Wreaths Aren't Just for the Outdoors
An inexpensive wreath form, moss and our free printable templates are all you need to create this rustic fall wreath. The paper flowers and banner are cute but definitely not weather-resistant so hang the completed wreath over a mirror in your entry or on a kitchen cupboard to bring a fall touch indoors.
Craft a Holiday-Spanning Wreath
Wrap freshly cut magnolia leaves around an inexpensive foam wreath form for a streamlined, modern take on a traditional fall wreath. The leaves will dry in place and turn a gorgeous coppery hue. No need to take this wreath down when you swap out your Thanksgiving decorations for Christmas — just change the ribbon to match your holiday decor. Get step-by-step instructions.
Pile on the (Faux) Pumpkins
Faux pumpkins are useful for so many purposes but they're light weight and long-lasting durability make them an especially great candidate for being turned into a cheery wreath. Hot glue them to a wreath shape cut from plywood or even foamcore for a front door decoration you can craft in minutes. Image courtesy of HGTV Magazine.
Make a Rectangular Rustic Wreath
Add an earthy touch indoors with this twist on a traditional round fall wreath. Dried mushrooms, moss, seed pods and grasses form the base while russet fresh or faux pears add a pop of fall color. Learn how to make your own.
Give your front door a personalized touch by turning inexpensive craft-store materials into a rustic monogram to take the place of a standard fall wreath. Make your own with our step-by-step instructions.
Try a New Twist on Tradition
Shake up your front door with a square wreath featuring colorful ears of Indian corn. Head to your local craft store for materials then assemble this harvest-themed outdoor decoration in just a few hours. Learn how to make your own.
Brighten Up the Entryway
Wreaths aren't just great as front door decorations, they're also an easy way to add a fall touch to your entryway. Hang one over the mirror or on the back of the front door to quickly deck out your foyer for fall. Get more tips for decorating for fall.
Freshen Up Your Front Door

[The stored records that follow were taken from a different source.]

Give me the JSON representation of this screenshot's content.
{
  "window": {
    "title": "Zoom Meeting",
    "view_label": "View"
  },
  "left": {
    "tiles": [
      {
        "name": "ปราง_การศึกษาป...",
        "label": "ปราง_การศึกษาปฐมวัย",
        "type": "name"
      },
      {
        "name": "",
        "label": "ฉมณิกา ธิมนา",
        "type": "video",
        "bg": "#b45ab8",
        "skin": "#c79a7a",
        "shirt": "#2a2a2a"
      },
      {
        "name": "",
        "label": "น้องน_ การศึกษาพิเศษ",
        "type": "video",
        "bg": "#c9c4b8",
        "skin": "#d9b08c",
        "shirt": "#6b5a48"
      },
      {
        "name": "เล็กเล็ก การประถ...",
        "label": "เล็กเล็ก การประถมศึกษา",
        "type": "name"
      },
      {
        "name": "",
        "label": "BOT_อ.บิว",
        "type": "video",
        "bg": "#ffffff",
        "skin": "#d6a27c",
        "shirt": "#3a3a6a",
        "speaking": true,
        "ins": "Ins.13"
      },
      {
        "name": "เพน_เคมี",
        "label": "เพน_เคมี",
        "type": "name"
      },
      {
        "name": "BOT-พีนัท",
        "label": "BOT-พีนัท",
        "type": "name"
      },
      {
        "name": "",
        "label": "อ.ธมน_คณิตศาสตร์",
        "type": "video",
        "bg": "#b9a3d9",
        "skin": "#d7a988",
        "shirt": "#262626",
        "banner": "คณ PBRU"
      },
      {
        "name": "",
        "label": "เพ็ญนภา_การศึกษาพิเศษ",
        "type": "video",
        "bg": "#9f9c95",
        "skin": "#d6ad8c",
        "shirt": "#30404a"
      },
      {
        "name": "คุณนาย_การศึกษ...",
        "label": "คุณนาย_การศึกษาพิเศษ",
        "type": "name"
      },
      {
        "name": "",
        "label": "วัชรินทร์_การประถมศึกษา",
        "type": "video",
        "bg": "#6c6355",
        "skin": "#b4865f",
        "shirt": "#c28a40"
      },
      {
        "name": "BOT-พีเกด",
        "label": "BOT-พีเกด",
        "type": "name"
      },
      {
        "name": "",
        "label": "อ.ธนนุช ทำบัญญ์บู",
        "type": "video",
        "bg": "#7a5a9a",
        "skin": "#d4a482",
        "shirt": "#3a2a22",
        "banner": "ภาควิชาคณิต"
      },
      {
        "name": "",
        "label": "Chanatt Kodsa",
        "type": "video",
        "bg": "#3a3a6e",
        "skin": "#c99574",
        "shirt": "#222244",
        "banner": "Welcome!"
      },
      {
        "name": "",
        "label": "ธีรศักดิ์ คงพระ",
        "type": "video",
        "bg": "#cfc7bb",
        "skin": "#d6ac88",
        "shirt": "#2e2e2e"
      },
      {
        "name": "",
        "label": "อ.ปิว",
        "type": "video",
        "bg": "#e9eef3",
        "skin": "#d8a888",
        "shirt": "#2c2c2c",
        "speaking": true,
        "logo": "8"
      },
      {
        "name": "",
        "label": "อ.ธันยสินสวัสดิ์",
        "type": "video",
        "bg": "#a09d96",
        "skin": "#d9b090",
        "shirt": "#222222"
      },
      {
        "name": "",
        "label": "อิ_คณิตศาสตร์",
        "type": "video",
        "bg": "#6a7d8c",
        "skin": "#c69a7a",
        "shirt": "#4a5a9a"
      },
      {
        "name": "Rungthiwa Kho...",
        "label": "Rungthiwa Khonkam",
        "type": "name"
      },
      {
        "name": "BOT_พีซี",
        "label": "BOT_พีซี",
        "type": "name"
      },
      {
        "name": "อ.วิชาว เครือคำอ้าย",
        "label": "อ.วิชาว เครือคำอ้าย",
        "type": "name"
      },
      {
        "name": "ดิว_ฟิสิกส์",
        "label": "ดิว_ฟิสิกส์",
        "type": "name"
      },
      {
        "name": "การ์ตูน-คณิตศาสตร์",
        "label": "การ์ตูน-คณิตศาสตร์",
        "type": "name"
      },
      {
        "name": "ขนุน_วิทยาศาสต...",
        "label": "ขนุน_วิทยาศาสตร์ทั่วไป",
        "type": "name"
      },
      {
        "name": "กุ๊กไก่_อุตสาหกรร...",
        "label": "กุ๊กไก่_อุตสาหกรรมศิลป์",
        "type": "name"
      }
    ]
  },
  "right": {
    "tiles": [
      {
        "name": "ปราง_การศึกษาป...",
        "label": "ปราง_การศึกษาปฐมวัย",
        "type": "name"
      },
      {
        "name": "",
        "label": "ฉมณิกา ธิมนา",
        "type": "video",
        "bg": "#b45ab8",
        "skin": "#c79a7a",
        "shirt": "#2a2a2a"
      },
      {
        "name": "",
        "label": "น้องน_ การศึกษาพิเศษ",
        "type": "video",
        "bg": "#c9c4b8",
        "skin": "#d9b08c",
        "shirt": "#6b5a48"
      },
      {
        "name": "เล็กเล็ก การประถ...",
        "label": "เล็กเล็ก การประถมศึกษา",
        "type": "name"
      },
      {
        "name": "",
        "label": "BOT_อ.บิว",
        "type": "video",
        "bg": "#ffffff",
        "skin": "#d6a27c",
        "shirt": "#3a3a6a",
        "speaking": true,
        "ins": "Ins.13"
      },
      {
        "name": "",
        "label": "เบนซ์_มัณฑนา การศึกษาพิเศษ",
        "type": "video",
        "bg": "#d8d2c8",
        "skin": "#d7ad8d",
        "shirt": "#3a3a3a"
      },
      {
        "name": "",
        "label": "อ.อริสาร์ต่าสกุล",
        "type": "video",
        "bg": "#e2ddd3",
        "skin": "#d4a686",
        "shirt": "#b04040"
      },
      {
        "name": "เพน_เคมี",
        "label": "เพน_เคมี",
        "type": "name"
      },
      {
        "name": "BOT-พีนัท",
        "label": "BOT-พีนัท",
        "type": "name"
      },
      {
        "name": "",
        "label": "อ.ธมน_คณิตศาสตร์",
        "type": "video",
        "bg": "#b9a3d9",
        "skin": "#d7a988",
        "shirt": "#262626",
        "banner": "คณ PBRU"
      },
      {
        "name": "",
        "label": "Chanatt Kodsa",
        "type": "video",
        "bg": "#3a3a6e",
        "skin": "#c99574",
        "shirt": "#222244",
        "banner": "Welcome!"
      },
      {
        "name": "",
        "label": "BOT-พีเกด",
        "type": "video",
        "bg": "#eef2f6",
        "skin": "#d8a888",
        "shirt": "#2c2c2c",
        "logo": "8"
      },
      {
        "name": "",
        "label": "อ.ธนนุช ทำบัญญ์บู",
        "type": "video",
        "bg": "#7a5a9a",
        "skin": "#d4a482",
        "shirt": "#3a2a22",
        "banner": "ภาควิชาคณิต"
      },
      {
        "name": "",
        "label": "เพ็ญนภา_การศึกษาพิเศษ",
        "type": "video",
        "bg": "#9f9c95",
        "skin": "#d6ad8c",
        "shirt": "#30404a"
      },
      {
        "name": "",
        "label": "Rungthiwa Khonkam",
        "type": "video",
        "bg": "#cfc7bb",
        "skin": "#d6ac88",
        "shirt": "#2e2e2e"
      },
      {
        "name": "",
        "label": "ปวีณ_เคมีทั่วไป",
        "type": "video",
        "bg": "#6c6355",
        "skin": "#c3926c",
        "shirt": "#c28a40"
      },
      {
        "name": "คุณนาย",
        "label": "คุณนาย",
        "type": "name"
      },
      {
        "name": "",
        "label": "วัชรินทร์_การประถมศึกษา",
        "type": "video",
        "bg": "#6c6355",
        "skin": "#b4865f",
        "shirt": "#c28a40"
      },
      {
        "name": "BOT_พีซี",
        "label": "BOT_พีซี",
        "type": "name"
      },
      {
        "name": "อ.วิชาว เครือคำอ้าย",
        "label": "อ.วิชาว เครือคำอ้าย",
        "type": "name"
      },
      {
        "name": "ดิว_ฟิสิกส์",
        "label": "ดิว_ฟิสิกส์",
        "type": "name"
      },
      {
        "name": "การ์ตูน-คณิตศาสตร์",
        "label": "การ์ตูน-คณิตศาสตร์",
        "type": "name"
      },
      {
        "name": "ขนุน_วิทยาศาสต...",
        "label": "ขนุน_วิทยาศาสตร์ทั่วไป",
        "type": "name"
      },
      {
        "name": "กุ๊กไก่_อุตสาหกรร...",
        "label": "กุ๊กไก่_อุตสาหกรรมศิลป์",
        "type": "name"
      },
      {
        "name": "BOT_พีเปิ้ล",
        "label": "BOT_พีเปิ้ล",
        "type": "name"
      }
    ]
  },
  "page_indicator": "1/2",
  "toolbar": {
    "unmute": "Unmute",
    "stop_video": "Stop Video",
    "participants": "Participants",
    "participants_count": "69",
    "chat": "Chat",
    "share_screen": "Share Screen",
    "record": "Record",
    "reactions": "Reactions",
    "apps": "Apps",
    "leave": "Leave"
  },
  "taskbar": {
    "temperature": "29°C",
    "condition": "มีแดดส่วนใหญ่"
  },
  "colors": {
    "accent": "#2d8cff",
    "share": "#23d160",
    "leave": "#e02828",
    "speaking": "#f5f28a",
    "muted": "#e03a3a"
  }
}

Variegated croton in saturated shades of green, gold and red surrounded by vibrant mums and pumpkins give HGTV fan gdiveris' front entry a colorful fall pick-me-up. Both plants are perennials and can either be brought indoors to weather the winter or, if you live in a warm climate, planted to add color to your landscape.